When writing about Parshat Yitro previously, I have noted the fascinating phrase, "וכל העם רואים את הקולות - And the people saw the thunder". Noting that the faculty of vision is one which can be extremely misleading, I wrote:
"We can’t presume to know anything about anything by looking at it. The only way to know for sure is by listening to something, by slowly and closely analysing it. But at Har Sinai, when we were in such close proximity to Hashem, we experienced a return to the state of Adam HaRishon whereby our senses all told us the same thing, whereby they all told us the absolute truth.
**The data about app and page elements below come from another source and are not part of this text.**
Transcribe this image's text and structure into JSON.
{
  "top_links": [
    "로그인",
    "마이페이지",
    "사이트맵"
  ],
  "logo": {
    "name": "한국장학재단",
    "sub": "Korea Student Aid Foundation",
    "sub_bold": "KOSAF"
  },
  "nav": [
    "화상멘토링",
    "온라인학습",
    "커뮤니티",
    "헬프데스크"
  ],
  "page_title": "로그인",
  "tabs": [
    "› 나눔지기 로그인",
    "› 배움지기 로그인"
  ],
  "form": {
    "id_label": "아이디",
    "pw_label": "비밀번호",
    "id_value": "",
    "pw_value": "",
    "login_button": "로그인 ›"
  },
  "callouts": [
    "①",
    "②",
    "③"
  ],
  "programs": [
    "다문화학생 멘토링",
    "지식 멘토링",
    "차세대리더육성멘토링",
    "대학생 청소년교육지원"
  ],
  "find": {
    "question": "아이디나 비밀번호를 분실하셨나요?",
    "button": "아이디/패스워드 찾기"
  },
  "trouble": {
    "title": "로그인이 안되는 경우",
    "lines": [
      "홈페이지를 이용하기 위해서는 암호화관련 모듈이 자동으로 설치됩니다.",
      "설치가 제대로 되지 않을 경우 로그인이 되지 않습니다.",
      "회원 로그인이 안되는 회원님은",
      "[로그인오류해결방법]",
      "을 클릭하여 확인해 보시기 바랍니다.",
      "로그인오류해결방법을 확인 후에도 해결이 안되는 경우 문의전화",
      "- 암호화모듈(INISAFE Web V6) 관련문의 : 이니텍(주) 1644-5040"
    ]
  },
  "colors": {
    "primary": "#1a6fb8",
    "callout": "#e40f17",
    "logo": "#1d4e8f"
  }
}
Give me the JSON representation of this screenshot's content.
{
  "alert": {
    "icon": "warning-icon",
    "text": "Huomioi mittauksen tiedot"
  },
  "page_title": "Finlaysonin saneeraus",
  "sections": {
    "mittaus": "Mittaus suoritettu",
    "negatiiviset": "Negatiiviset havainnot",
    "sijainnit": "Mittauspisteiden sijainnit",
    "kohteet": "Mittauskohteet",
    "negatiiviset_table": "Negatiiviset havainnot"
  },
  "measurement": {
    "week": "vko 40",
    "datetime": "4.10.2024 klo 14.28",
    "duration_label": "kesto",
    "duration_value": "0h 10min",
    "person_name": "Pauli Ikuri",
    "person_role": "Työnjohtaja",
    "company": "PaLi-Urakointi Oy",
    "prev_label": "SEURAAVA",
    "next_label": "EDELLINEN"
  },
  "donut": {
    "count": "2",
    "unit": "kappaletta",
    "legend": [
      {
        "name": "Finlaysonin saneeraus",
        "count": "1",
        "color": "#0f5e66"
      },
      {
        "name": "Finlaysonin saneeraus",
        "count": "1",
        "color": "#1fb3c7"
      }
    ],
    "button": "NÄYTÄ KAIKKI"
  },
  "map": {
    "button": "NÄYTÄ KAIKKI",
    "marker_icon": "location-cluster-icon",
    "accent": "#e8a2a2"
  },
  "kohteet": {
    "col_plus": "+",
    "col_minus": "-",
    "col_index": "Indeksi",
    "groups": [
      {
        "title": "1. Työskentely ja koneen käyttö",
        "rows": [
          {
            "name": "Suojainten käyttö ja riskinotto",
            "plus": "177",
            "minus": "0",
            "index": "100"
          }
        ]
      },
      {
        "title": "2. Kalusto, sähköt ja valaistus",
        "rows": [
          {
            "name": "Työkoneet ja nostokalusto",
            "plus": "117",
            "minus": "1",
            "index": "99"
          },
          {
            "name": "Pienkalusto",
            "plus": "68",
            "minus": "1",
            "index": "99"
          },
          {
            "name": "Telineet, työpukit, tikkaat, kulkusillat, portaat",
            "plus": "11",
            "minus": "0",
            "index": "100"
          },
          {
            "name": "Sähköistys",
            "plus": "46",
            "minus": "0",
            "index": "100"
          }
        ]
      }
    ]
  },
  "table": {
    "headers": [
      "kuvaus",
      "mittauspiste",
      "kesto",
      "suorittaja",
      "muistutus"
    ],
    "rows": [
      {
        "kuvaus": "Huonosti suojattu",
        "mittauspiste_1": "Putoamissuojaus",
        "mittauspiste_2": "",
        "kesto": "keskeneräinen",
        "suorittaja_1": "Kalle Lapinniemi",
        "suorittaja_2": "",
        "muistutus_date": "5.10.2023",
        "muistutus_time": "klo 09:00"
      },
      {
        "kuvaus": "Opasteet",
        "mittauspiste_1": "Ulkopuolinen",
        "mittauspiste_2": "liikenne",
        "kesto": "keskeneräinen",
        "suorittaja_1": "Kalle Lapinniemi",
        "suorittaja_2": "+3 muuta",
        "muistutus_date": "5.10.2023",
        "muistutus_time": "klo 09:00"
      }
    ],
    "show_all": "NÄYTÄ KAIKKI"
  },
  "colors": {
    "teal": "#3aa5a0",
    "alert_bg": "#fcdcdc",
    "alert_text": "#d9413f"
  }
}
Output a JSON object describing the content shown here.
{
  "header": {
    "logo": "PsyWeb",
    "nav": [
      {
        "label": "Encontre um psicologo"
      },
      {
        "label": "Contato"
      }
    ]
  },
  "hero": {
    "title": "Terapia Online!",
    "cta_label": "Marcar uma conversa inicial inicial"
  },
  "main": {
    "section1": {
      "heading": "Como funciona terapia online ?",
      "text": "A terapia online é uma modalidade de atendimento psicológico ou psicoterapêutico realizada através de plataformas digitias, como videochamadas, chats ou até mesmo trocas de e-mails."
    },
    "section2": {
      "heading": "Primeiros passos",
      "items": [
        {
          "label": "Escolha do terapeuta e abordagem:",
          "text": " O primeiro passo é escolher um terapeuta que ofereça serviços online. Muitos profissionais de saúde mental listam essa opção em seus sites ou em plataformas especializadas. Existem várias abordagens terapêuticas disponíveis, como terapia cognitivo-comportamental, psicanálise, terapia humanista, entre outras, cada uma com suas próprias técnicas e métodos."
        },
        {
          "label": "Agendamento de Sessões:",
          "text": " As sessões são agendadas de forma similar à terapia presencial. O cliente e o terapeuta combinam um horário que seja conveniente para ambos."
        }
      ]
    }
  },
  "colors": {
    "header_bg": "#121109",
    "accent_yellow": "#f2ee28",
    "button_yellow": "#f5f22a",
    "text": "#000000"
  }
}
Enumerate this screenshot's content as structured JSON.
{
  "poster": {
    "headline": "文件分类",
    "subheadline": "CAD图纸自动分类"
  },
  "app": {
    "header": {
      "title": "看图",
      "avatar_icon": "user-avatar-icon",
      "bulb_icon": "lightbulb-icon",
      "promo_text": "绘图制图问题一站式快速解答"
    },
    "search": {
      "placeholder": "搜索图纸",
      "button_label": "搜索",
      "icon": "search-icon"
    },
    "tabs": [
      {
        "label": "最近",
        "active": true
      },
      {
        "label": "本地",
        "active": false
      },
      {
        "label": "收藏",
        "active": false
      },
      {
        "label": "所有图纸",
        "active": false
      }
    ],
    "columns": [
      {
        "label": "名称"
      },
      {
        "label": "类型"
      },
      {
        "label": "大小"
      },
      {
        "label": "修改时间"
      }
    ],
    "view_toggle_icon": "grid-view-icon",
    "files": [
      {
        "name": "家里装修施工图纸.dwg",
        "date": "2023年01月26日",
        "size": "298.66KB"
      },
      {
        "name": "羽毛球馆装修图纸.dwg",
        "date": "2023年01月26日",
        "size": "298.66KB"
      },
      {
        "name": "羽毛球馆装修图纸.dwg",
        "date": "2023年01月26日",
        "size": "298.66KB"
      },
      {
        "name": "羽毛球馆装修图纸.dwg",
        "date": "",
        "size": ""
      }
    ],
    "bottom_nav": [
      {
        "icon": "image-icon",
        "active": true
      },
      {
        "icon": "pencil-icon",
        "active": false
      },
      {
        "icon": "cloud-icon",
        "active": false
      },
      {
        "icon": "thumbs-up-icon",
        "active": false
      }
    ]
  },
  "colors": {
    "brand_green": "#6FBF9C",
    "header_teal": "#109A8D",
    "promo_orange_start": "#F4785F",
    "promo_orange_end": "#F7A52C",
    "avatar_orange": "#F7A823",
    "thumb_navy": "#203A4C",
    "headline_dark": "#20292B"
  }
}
In this context we can understand the concept of Am Yisrael seeing the Kolot [thunder], because their hearing and their seeing were no different from one another. We can now understand that which normally has to be heard, (as in Sh’ma Yisrael – the knowledge of Hashem,) was so obvious and clear that Am Yisrael could clearly perceive through even the most deceiving of the senses." (Source)
That is one explanation. In this D'var Torah, I would like to mention another so that we can regard this occurence from a different perspective.
Rav Aharon Lichtenstein has an intiguing D'var Torah that sheds light on this phenomenon. There is a Midrash (I can't find the original, but it is cited in Yalkut Shimoni and certainly appears in the Mechilta) that reads thus: "בשם רבי: "להודיע שבחן של ישראל שכשעמדו כולן לפני הר סיני לקבל את התורה היו שומעים את הדיבור ומפרשים אותו". We read here that Rebbi taught that at Har Sinai, when the Jewish people heard Hashem speaking to them, they didn't just hear the words but also interpreted them on their own. The source for this is found in Deuteronomy 32:10, where it says "יסובבנהו יבוננהו", which means "He encircled him, He made him comprehending".
We take the passage above to mean that Hashem made man an intellecual, reasoning and interpretive creature. As such, when we were given the Torah at Har Sinai, we didn't merely enjoy the uniquely magnificent sound and light show in a passive manner. When we read of the incredible spectacle that occured at Har Sinai that day, total silence shattered by blasts of the shofar, iluminated by crashes of thunder and roaring lightning, it would be easy to imagine the onlooking Jewish people as regarding things in a manner somewhat resembling a theatre audience.
It would be easy to simply take in what was happening, such was the awesome scale of this "show". Instead, the people took more than a simple passive role and instead took on a crucial role, participating in receiving the Torah. This is powerful lesson to us all - we never simply receive something in this world. The Torah is not a static entity with no relevance to us. We all have a deep connection to it and it remains up to us to engage with the Torah.
From Jerusalem, wishing you a stimulating and challenging Shavuot